Moscow: Over 130 additional troops from Romania have arrived in Kosovo to strengthen NATO’s Kosovo Force (KFOR) and ensure that the mission is able to fulfill its UN mandate, the alliance said on Saturday.
“More than 130 additional troops from Romania arrived in Kosovo on Friday (13 October 2023) to further reinforce NATO’s Kosovo Force (KFOR) peacekeeping mission, in addition to two hundred British soldiers deployed earlier this month,” NATO said in a statement.
The bloc added that the deployments were a “prudent step” to strengthen the mission’s capabilities to ensure it fulfills its UN mandate to maintain a “safe and secure environment and freedom of movement” for people in Kosovo.
Last week, Serbian President Aleksandar Vucic called on the NATO contingent in Kosovo to take over security in the region’s north from local police in light of armed clashes between Serbs and Kosovar police in late September. Albanian Prime Minister Edi Rama also urged KFOR to take control in northern Kosovo to avoid violent incidents.
NATO has stepped up its presence in self-proclaimed Kosovo, with 500 Turkish servicepeople arriving there in June after the escalation of the already tense relations between Kosovo Serbs and Kosovo Albanians at the end of May, which resulted in clashes that left dozens of people injured.
Earlier in the month, the first group of 200 soldiers sent by the United Kingdom to reinforce KFOR arrived in Kosovo, joining the country’s 400-strong contingent.

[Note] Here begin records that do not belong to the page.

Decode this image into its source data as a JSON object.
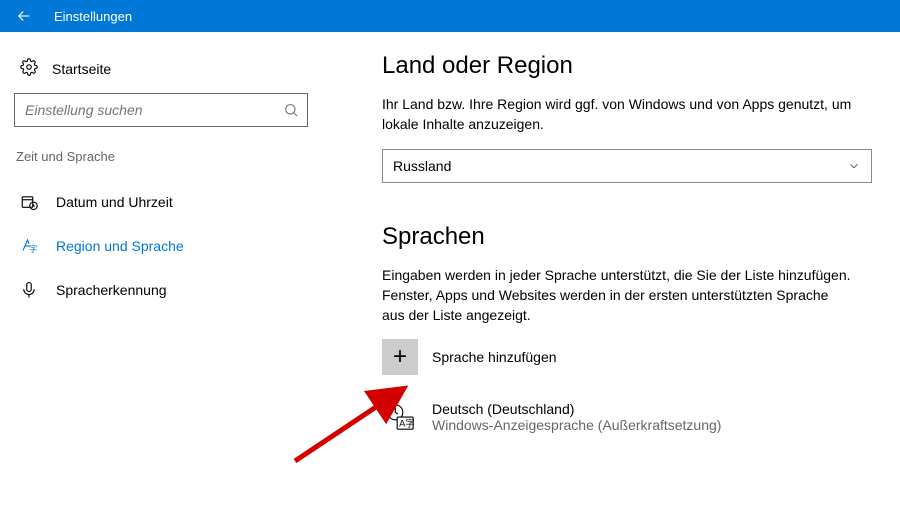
{
  "titlebar": {
    "title": "Einstellungen"
  },
  "sidebar": {
    "home": "Startseite",
    "search_placeholder": "Einstellung suchen",
    "category": "Zeit und Sprache",
    "items": [
      {
        "label": "Datum und Uhrzeit"
      },
      {
        "label": "Region und Sprache"
      },
      {
        "label": "Spracherkennung"
      }
    ]
  },
  "main": {
    "region": {
      "heading": "Land oder Region",
      "desc": "Ihr Land bzw. Ihre Region wird ggf. von Windows und von Apps genutzt, um lokale Inhalte anzuzeigen.",
      "selected": "Russland"
    },
    "languages": {
      "heading": "Sprachen",
      "desc": "Eingaben werden in jeder Sprache unterstützt, die Sie der Liste hinzufügen. Fenster, Apps und Websites werden in der ersten unterstützten Sprache aus der Liste angezeigt.",
      "add_label": "Sprache hinzufügen",
      "items": [
        {
          "name": "Deutsch (Deutschland)",
          "sub": "Windows-Anzeigesprache (Außerkraftsetzung)"
        }
      ]
    }
  }
}
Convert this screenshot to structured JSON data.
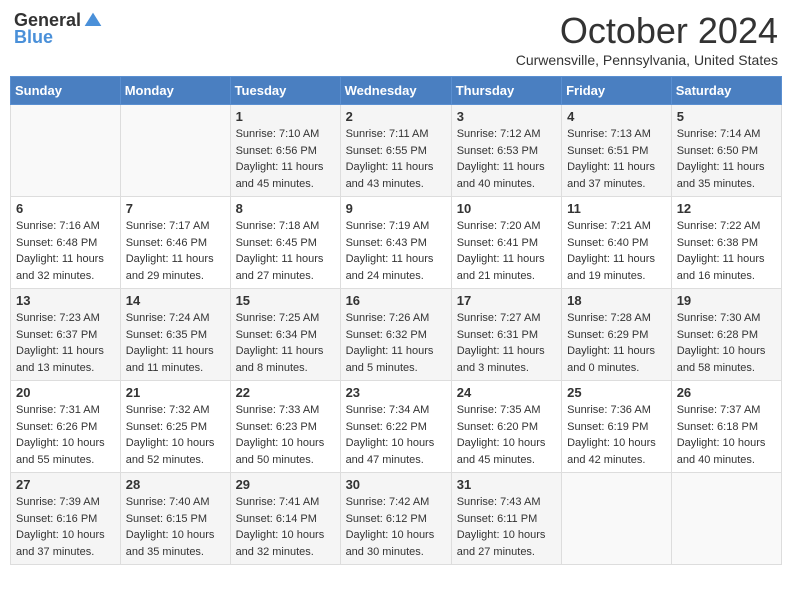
{
  "header": {
    "logo_general": "General",
    "logo_blue": "Blue",
    "month_title": "October 2024",
    "location": "Curwensville, Pennsylvania, United States"
  },
  "days_of_week": [
    "Sunday",
    "Monday",
    "Tuesday",
    "Wednesday",
    "Thursday",
    "Friday",
    "Saturday"
  ],
  "weeks": [
    [
      {
        "day": "",
        "sunrise": "",
        "sunset": "",
        "daylight": ""
      },
      {
        "day": "",
        "sunrise": "",
        "sunset": "",
        "daylight": ""
      },
      {
        "day": "1",
        "sunrise": "Sunrise: 7:10 AM",
        "sunset": "Sunset: 6:56 PM",
        "daylight": "Daylight: 11 hours and 45 minutes."
      },
      {
        "day": "2",
        "sunrise": "Sunrise: 7:11 AM",
        "sunset": "Sunset: 6:55 PM",
        "daylight": "Daylight: 11 hours and 43 minutes."
      },
      {
        "day": "3",
        "sunrise": "Sunrise: 7:12 AM",
        "sunset": "Sunset: 6:53 PM",
        "daylight": "Daylight: 11 hours and 40 minutes."
      },
      {
        "day": "4",
        "sunrise": "Sunrise: 7:13 AM",
        "sunset": "Sunset: 6:51 PM",
        "daylight": "Daylight: 11 hours and 37 minutes."
      },
      {
        "day": "5",
        "sunrise": "Sunrise: 7:14 AM",
        "sunset": "Sunset: 6:50 PM",
        "daylight": "Daylight: 11 hours and 35 minutes."
      }
    ],
    [
      {
        "day": "6",
        "sunrise": "Sunrise: 7:16 AM",
        "sunset": "Sunset: 6:48 PM",
        "daylight": "Daylight: 11 hours and 32 minutes."
      },
      {
        "day": "7",
        "sunrise": "Sunrise: 7:17 AM",
        "sunset": "Sunset: 6:46 PM",
        "daylight": "Daylight: 11 hours and 29 minutes."
      },
      {
        "day": "8",
        "sunrise": "Sunrise: 7:18 AM",
        "sunset": "Sunset: 6:45 PM",
        "daylight": "Daylight: 11 hours and 27 minutes."
      },
      {
        "day": "9",
        "sunrise": "Sunrise: 7:19 AM",
        "sunset": "Sunset: 6:43 PM",
        "daylight": "Daylight: 11 hours and 24 minutes."
      },
      {
        "day": "10",
        "sunrise": "Sunrise: 7:20 AM",
        "sunset": "Sunset: 6:41 PM",
        "daylight": "Daylight: 11 hours and 21 minutes."
      },
      {
        "day": "11",
        "sunrise": "Sunrise: 7:21 AM",
        "sunset": "Sunset: 6:40 PM",
        "daylight": "Daylight: 11 hours and 19 minutes."
      },
      {
        "day": "12",
        "sunrise": "Sunrise: 7:22 AM",
        "sunset": "Sunset: 6:38 PM",
        "daylight": "Daylight: 11 hours and 16 minutes."
      }
    ],
    [
      {
        "day": "13",
        "sunrise": "Sunrise: 7:23 AM",
        "sunset": "Sunset: 6:37 PM",
        "daylight": "Daylight: 11 hours and 13 minutes."
      },
      {
        "day": "14",
        "sunrise": "Sunrise: 7:24 AM",
        "sunset": "Sunset: 6:35 PM",
        "daylight": "Daylight: 11 hours and 11 minutes."
      },
      {
        "day": "15",
        "sunrise": "Sunrise: 7:25 AM",
        "sunset": "Sunset: 6:34 PM",
        "daylight": "Daylight: 11 hours and 8 minutes."
      },
      {
        "day": "16",
        "sunrise": "Sunrise: 7:26 AM",
        "sunset": "Sunset: 6:32 PM",
        "daylight": "Daylight: 11 hours and 5 minutes."
      },
      {
        "day": "17",
        "sunrise": "Sunrise: 7:27 AM",
        "sunset": "Sunset: 6:31 PM",
        "daylight": "Daylight: 11 hours and 3 minutes."
      },
      {
        "day": "18",
        "sunrise": "Sunrise: 7:28 AM",
        "sunset": "Sunset: 6:29 PM",
        "daylight": "Daylight: 11 hours and 0 minutes."
      },
      {
        "day": "19",
        "sunrise": "Sunrise: 7:30 AM",
        "sunset": "Sunset: 6:28 PM",
        "daylight": "Daylight: 10 hours and 58 minutes."
      }
    ],
    [
      {
        "day": "20",
        "sunrise": "Sunrise: 7:31 AM",
        "sunset": "Sunset: 6:26 PM",
        "daylight": "Daylight: 10 hours and 55 minutes."
      },
      {
        "day": "21",
        "sunrise": "Sunrise: 7:32 AM",
        "sunset": "Sunset: 6:25 PM",
        "daylight": "Daylight: 10 hours and 52 minutes."
      },
      {
        "day": "22",
        "sunrise": "Sunrise: 7:33 AM",
        "sunset": "Sunset: 6:23 PM",
        "daylight": "Daylight: 10 hours and 50 minutes."
      },
      {
        "day": "23",
        "sunrise": "Sunrise: 7:34 AM",
        "sunset": "Sunset: 6:22 PM",
        "daylight": "Daylight: 10 hours and 47 minutes."
      },
      {
        "day": "24",
        "sunrise": "Sunrise: 7:35 AM",
        "sunset": "Sunset: 6:20 PM",
        "daylight": "Daylight: 10 hours and 45 minutes."
      },
      {
        "day": "25",
        "sunrise": "Sunrise: 7:36 AM",
        "sunset": "Sunset: 6:19 PM",
        "daylight": "Daylight: 10 hours and 42 minutes."
      },
      {
        "day": "26",
        "sunrise": "Sunrise: 7:37 AM",
        "sunset": "Sunset: 6:18 PM",
        "daylight": "Daylight: 10 hours and 40 minutes."
      }
    ],
    [
      {
        "day": "27",
        "sunrise": "Sunrise: 7:39 AM",
        "sunset": "Sunset: 6:16 PM",
        "daylight": "Daylight: 10 hours and 37 minutes."
      },
      {
        "day": "28",
        "sunrise": "Sunrise: 7:40 AM",
        "sunset": "Sunset: 6:15 PM",
        "daylight": "Daylight: 10 hours and 35 minutes."
      },
      {
        "day": "29",
        "sunrise": "Sunrise: 7:41 AM",
        "sunset": "Sunset: 6:14 PM",
        "daylight": "Daylight: 10 hours and 32 minutes."
      },
      {
        "day": "30",
        "sunrise": "Sunrise: 7:42 AM",
        "sunset": "Sunset: 6:12 PM",
        "daylight": "Daylight: 10 hours and 30 minutes."
      },
      {
        "day": "31",
        "sunrise": "Sunrise: 7:43 AM",
        "sunset": "Sunset: 6:11 PM",
        "daylight": "Daylight: 10 hours and 27 minutes."
      },
      {
        "day": "",
        "sunrise": "",
        "sunset": "",
        "daylight": ""
      },
      {
        "day": "",
        "sunrise": "",
        "sunset": "",
        "daylight": ""
      }
    ]
  ]
}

Serbia has still not recognized the self-proclaimed independence of Kosovo, its former province which it continues to refer to as its Kosovo and Metohija region. A large ethnic Serb community is still residing in Kosovo’s north, often bearing the brunt of diplomatic tensions between Belgrade and Pristina, and protesting what they consider discriminatory Kosovar policies.